(Data extracted from a collection)
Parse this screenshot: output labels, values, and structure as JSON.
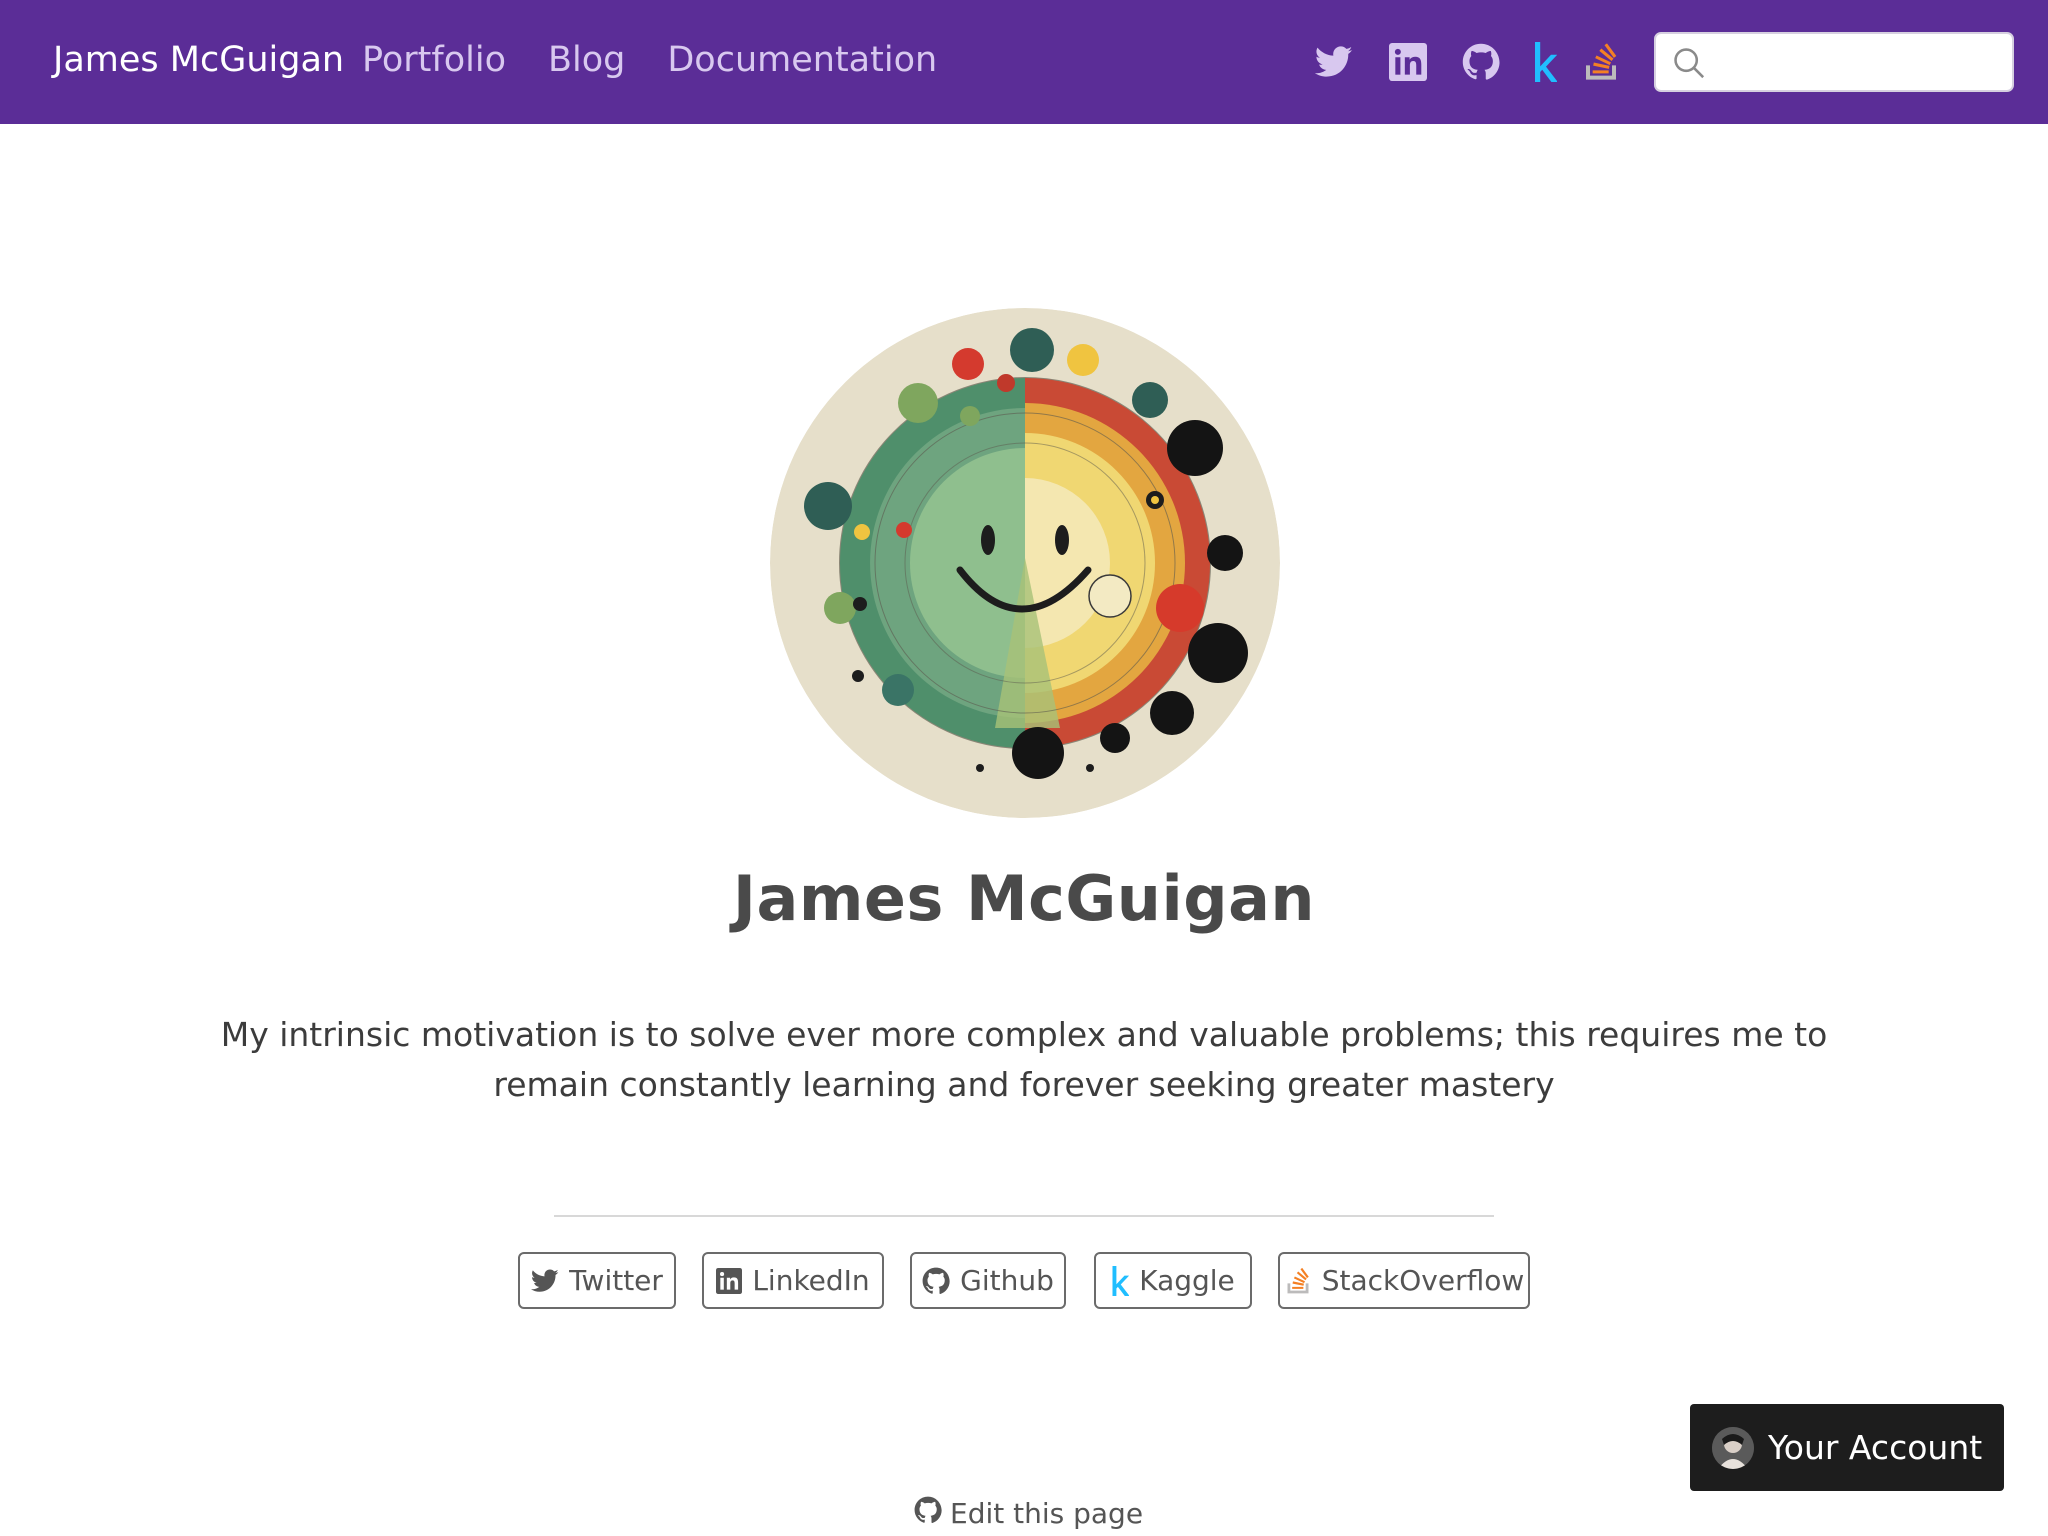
{
  "navbar": {
    "brand": "James McGuigan",
    "links": [
      "Portfolio",
      "Blog",
      "Documentation"
    ],
    "social_icons": [
      "twitter-icon",
      "linkedin-icon",
      "github-icon",
      "kaggle-icon",
      "stackoverflow-icon"
    ],
    "search": {
      "value": "",
      "placeholder": ""
    },
    "colors": {
      "background": "#5b2d97",
      "link": "#d8c8ef",
      "brand": "#ffffff",
      "kaggle": "#20beff",
      "stackoverflow": "#f48024"
    }
  },
  "profile": {
    "name": "James McGuigan",
    "tagline_line1": "My intrinsic motivation is to solve ever more complex and valuable problems; this requires me to",
    "tagline_line2": "remain constantly learning and forever seeking greater mastery"
  },
  "social_buttons": [
    {
      "label": "Twitter",
      "icon": "twitter-icon"
    },
    {
      "label": "LinkedIn",
      "icon": "linkedin-icon"
    },
    {
      "label": "Github",
      "icon": "github-icon"
    },
    {
      "label": "Kaggle",
      "icon": "kaggle-icon"
    },
    {
      "label": "StackOverflow",
      "icon": "stackoverflow-icon"
    }
  ],
  "account_button": {
    "label": "Your Account"
  },
  "footer": {
    "edit_link": "Edit this page"
  }
}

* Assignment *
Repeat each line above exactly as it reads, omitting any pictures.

* The completed task *
Parse this screenshot: output labels, values, and structure as JSON.
{
  "navbar": {
    "brand": "James McGuigan",
    "links": [
      "Portfolio",
      "Blog",
      "Documentation"
    ],
    "social_icons": [
      "twitter-icon",
      "linkedin-icon",
      "github-icon",
      "kaggle-icon",
      "stackoverflow-icon"
    ],
    "search": {
      "value": "",
      "placeholder": ""
    },
    "colors": {
      "background": "#5b2d97",
      "link": "#d8c8ef",
      "brand": "#ffffff",
      "kaggle": "#20beff",
      "stackoverflow": "#f48024"
    }
  },
  "profile": {
    "name": "James McGuigan",
    "tagline_line1": "My intrinsic motivation is to solve ever more complex and valuable problems; this requires me to",
    "tagline_line2": "remain constantly learning and forever seeking greater mastery"
  },
  "social_buttons": [
    {
      "label": "Twitter",
      "icon": "twitter-icon"
    },
    {
      "label": "LinkedIn",
      "icon": "linkedin-icon"
    },
    {
      "label": "Github",
      "icon": "github-icon"
    },
    {
      "label": "Kaggle",
      "icon": "kaggle-icon"
    },
    {
      "label": "StackOverflow",
      "icon": "stackoverflow-icon"
    }
  ],
  "account_button": {
    "label": "Your Account"
  },
  "footer": {
    "edit_link": "Edit this page"
  }
}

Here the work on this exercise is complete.